== Given records

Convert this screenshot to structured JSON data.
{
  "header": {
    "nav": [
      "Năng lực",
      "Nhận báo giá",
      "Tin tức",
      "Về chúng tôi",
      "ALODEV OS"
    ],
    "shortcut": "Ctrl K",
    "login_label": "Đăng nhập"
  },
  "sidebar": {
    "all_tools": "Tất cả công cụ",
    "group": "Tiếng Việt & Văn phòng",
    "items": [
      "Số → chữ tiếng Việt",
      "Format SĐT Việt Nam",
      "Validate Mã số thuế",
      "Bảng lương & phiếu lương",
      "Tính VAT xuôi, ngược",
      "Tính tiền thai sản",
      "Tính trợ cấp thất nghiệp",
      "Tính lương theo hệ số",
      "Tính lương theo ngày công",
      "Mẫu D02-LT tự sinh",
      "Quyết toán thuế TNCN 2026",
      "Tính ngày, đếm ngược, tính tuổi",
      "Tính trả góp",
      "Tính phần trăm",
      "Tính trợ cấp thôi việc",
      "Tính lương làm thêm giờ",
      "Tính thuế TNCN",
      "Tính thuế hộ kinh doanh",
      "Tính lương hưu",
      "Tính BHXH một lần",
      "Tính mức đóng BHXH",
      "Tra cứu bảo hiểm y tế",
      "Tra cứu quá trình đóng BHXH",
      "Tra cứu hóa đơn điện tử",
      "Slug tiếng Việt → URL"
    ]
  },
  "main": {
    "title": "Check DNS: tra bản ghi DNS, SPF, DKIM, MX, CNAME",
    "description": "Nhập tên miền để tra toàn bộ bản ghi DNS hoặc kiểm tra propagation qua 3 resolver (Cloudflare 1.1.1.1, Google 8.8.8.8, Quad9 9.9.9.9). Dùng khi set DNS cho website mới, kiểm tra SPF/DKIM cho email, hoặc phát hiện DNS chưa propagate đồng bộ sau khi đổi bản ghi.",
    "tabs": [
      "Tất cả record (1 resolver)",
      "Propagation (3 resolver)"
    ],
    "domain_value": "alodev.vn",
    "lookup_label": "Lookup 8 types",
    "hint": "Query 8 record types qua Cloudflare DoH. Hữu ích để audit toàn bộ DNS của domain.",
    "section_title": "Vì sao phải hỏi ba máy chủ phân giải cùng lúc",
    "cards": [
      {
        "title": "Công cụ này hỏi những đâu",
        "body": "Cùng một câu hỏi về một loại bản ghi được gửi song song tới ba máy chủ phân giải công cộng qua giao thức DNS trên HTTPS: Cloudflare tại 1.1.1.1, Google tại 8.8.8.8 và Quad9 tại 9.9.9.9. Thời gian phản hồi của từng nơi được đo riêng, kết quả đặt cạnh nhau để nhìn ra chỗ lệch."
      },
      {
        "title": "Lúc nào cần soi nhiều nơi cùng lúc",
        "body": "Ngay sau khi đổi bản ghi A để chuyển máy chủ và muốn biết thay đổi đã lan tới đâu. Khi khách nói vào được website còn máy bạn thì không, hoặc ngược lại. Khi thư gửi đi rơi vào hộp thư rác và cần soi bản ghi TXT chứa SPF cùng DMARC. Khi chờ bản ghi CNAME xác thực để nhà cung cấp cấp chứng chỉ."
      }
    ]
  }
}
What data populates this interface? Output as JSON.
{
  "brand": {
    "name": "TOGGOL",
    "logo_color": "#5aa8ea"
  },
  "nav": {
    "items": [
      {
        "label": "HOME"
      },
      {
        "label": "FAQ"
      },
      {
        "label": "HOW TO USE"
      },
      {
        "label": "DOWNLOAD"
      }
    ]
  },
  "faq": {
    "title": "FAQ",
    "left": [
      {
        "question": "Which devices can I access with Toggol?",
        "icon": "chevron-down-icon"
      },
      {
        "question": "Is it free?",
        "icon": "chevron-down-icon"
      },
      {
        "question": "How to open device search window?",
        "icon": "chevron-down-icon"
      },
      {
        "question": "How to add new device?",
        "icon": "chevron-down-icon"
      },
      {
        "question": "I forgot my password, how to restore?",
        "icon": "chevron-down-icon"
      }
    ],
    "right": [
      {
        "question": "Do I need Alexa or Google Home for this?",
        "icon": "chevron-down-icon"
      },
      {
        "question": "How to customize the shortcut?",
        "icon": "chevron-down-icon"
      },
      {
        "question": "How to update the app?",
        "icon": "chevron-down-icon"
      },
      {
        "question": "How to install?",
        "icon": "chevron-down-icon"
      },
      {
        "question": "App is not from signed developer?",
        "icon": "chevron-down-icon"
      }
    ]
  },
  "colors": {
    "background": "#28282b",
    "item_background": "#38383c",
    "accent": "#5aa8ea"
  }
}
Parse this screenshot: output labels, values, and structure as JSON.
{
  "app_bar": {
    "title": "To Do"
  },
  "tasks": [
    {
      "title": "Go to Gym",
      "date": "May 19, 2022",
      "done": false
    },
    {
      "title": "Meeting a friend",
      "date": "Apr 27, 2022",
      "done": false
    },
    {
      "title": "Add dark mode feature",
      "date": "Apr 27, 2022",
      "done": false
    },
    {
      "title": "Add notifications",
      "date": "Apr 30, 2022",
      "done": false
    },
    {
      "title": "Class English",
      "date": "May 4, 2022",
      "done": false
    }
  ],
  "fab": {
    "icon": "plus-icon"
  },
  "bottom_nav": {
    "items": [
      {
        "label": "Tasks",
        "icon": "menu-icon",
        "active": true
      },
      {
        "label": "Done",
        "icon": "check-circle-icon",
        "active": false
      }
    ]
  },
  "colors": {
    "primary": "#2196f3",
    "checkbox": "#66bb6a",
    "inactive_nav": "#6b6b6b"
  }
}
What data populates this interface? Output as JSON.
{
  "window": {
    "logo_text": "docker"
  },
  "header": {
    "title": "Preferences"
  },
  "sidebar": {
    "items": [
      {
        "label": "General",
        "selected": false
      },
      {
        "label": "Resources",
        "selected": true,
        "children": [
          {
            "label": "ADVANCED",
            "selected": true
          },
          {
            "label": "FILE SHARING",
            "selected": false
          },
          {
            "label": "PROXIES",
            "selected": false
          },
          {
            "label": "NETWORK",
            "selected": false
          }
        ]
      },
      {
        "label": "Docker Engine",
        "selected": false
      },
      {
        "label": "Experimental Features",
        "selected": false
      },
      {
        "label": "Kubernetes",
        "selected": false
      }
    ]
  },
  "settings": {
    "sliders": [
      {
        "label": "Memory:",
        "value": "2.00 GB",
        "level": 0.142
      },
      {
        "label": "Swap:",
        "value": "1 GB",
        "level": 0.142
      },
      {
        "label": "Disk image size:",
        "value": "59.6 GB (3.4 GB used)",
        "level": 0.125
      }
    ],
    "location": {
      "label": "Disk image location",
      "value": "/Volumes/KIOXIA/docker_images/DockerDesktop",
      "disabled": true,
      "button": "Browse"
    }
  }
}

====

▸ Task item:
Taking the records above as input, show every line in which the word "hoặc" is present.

▸ Result of this task:
    "description": "Nhập tên miền để tra toàn bộ bản ghi DNS hoặc kiểm tra propagation qua 3 resolver (Cloudflare 1.1.1.1, Google 8.8.8.8, Quad9 9.9.9.9). Dùng khi set DNS cho website mới, kiểm tra SPF/DKIM cho email, hoặc phát hiện DNS chưa propagate đồng bộ sau khi đổi bản ghi.",
        "body": "Ngay sau khi đổi bản ghi A để chuyển máy chủ và muốn biết thay đổi đã lan tới đâu. Khi khách nói vào được website còn máy bạn thì không, hoặc ngược lại. Khi thư gửi đi rơi vào hộp thư rác và cần soi bản ghi TXT chứa SPF cùng DMARC. Khi chờ bản ghi CNAME xác thực để nhà cung cấp cấp chứng chỉ."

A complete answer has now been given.